__What you have to do__
Please retype each record exactly as it stands below.
☆ ☆ ☆ ☆ ☆ ☆ ☆
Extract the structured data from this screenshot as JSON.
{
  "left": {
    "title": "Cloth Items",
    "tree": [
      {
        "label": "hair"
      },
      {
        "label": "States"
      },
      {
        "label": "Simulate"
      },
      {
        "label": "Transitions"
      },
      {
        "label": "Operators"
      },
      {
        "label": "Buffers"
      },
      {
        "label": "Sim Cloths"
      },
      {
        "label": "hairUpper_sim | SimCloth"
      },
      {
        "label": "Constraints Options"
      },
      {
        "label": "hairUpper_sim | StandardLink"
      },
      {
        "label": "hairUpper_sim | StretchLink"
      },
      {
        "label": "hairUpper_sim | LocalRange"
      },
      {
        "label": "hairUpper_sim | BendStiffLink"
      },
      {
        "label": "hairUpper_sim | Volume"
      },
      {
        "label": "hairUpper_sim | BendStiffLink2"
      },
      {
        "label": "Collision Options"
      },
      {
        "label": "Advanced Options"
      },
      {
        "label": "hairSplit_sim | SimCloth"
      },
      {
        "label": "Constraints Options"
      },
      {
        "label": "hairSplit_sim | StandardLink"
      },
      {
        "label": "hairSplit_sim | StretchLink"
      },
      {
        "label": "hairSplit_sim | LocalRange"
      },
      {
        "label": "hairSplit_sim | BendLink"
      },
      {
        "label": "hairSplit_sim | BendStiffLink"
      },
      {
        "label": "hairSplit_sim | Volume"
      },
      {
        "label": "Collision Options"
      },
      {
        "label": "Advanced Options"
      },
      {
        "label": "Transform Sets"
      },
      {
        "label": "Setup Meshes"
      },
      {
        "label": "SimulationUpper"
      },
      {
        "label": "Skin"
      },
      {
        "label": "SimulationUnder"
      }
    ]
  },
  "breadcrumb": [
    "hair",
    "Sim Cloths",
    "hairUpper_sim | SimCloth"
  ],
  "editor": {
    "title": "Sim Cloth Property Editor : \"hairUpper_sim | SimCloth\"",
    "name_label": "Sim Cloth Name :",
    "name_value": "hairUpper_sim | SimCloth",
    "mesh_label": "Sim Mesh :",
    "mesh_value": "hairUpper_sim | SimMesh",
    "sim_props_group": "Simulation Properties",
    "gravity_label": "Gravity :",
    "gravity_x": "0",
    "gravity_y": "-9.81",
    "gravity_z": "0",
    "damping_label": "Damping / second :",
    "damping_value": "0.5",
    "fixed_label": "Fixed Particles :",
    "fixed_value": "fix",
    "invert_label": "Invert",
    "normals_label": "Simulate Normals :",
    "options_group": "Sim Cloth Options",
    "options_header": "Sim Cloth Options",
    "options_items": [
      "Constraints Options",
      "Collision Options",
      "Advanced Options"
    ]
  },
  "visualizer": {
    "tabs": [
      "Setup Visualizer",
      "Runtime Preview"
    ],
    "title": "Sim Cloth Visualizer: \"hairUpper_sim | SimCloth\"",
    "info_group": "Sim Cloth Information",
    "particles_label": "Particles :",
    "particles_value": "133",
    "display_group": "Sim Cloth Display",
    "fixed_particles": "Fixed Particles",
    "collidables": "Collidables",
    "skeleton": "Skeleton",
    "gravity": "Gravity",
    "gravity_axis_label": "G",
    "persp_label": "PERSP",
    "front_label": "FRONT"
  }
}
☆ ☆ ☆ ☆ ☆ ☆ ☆
__Written response__
Extract the structured data from this screenshot as JSON.
{
  "left": {
    "title": "Cloth Items",
    "tree": [
      {
        "label": "hair"
      },
      {
        "label": "States"
      },
      {
        "label": "Simulate"
      },
      {
        "label": "Transitions"
      },
      {
        "label": "Operators"
      },
      {
        "label": "Buffers"
      },
      {
        "label": "Sim Cloths"
      },
      {
        "label": "hairUpper_sim | SimCloth"
      },
      {
        "label": "Constraints Options"
      },
      {
        "label": "hairUpper_sim | StandardLink"
      },
      {
        "label": "hairUpper_sim | StretchLink"
      },
      {
        "label": "hairUpper_sim | LocalRange"
      },
      {
        "label": "hairUpper_sim | BendStiffLink"
      },
      {
        "label": "hairUpper_sim | Volume"
      },
      {
        "label": "hairUpper_sim | BendStiffLink2"
      },
      {
        "label": "Collision Options"
      },
      {
        "label": "Advanced Options"
      },
      {
        "label": "hairSplit_sim | SimCloth"
      },
      {
        "label": "Constraints Options"
      },
      {
        "label": "hairSplit_sim | StandardLink"
      },
      {
        "label": "hairSplit_sim | StretchLink"
      },
      {
        "label": "hairSplit_sim | LocalRange"
      },
      {
        "label": "hairSplit_sim | BendLink"
      },
      {
        "label": "hairSplit_sim | BendStiffLink"
      },
      {
        "label": "hairSplit_sim | Volume"
      },
      {
        "label": "Collision Options"
      },
      {
        "label": "Advanced Options"
      },
      {
        "label": "Transform Sets"
      },
      {
        "label": "Setup Meshes"
      },
      {
        "label": "SimulationUpper"
      },
      {
        "label": "Skin"
      },
      {
        "label": "SimulationUnder"
      }
    ]
  },
  "breadcrumb": [
    "hair",
    "Sim Cloths",
    "hairUpper_sim | SimCloth"
  ],
  "editor": {
    "title": "Sim Cloth Property Editor : \"hairUpper_sim | SimCloth\"",
    "name_label": "Sim Cloth Name :",
    "name_value": "hairUpper_sim | SimCloth",
    "mesh_label": "Sim Mesh :",
    "mesh_value": "hairUpper_sim | SimMesh",
    "sim_props_group": "Simulation Properties",
    "gravity_label": "Gravity :",
    "gravity_x": "0",
    "gravity_y": "-9.81",
    "gravity_z": "0",
    "damping_label": "Damping / second :",
    "damping_value": "0.5",
    "fixed_label": "Fixed Particles :",
    "fixed_value": "fix",
    "invert_label": "Invert",
    "normals_label": "Simulate Normals :",
    "options_group": "Sim Cloth Options",
    "options_header": "Sim Cloth Options",
    "options_items": [
      "Constraints Options",
      "Collision Options",
      "Advanced Options"
    ]
  },
  "visualizer": {
    "tabs": [
      "Setup Visualizer",
      "Runtime Preview"
    ],
    "title": "Sim Cloth Visualizer: \"hairUpper_sim | SimCloth\"",
    "info_group": "Sim Cloth Information",
    "particles_label": "Particles :",
    "particles_value": "133",
    "display_group": "Sim Cloth Display",
    "fixed_particles": "Fixed Particles",
    "collidables": "Collidables",
    "skeleton": "Skeleton",
    "gravity": "Gravity",
    "gravity_axis_label": "G",
    "persp_label": "PERSP",
    "front_label": "FRONT"
  }
}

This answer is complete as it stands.